Streetwear is meant to be a forum for the majority, a great democracy that reflects the cultural climate and is fashion at its easiest access level. Its purpose is to circulate and to disseminate, adopted traditionally by high fashion brands opting to diffuse their ethos into a format fit for the general public.
boychild did an androgynous, expressionist drag performance...creating an emotional energy that was beyond categorical
The streetwear market perpetuates along a common denominator, bringing all of a brand's pop culture references and ethics along with it. In their recent SS14 show, Hood By Air, a streetwear favourite of performers like A$AP Rocky, Kanye West and Rihanna, collaborated again with perennial muse and performance artist boychild. The day before hitting the runway for HBA, boychild did an androgynous, expressionist drag performance to a packed audience at the Suzanne Geiss gallery in Manhattan, lip synching to remixed pop favorites (including Rihanna's heartfelt "Stay") and creating an emotional energy that was beyond categorical.
Androgyny, in this case, does not mean embracing both genders but denying them; creating a neutral space in which to present and connect at a deeper level. It is humanising and equalising. Perhaps that is why Hood By Air finds so much inspiration in boychild. As a label it uses streetwear codes to explore a range of progressive high fashion concepts, such as genderless styling and subversive branding, to appeal on a human level.
A lack of concern in gender politics has allowed HBA to imagine a massive redefinition of popular dress
A lack of concern in gender politics has allowed HBA to imagine a massive redefinition of popular dress, blending experimental identity with the viral energy of streetwear.

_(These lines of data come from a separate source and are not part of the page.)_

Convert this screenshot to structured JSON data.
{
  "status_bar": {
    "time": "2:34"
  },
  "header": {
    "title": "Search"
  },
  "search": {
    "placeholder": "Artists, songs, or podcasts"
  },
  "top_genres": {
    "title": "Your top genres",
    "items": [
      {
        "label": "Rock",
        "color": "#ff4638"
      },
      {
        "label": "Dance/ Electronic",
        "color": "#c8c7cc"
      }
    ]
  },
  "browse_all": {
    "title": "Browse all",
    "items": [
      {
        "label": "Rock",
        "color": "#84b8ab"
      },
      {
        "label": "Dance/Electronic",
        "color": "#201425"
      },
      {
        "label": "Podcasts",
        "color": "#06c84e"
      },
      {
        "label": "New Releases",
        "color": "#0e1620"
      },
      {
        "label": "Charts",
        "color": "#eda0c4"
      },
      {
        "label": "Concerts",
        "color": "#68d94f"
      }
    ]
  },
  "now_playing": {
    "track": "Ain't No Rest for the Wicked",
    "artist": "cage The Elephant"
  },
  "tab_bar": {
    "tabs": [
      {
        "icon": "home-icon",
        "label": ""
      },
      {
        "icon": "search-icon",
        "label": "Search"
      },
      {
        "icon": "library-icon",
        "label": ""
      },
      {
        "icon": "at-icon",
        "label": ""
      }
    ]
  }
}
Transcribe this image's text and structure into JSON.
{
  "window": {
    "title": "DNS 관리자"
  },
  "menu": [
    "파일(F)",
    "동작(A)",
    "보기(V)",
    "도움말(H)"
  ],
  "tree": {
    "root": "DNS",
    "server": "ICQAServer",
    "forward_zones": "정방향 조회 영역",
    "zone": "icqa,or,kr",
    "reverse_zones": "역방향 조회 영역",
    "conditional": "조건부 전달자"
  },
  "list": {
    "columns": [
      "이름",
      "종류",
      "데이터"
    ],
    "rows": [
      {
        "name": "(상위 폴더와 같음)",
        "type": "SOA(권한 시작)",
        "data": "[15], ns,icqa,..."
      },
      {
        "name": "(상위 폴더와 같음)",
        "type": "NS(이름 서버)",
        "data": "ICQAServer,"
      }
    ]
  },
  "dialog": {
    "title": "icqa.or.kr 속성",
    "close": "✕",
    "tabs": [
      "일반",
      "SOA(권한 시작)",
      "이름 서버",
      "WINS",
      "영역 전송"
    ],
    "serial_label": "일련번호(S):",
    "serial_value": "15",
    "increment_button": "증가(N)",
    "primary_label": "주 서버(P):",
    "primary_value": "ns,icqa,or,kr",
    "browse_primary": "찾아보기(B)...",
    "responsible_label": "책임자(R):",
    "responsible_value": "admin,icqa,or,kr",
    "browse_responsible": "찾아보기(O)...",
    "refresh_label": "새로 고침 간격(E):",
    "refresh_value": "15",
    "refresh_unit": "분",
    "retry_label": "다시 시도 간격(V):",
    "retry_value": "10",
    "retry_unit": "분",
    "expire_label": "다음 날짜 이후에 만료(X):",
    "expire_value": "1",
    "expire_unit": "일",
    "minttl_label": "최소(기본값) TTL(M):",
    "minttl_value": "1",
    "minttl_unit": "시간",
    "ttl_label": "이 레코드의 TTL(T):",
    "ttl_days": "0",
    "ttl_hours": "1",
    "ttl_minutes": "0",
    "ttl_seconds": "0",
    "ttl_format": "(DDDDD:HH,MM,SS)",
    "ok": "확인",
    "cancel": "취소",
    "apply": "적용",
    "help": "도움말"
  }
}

By denying us the opportunity to assign gender to their work, HBA is flipping the role of streetwear on its head: no longer reflecting the majority, but informing it.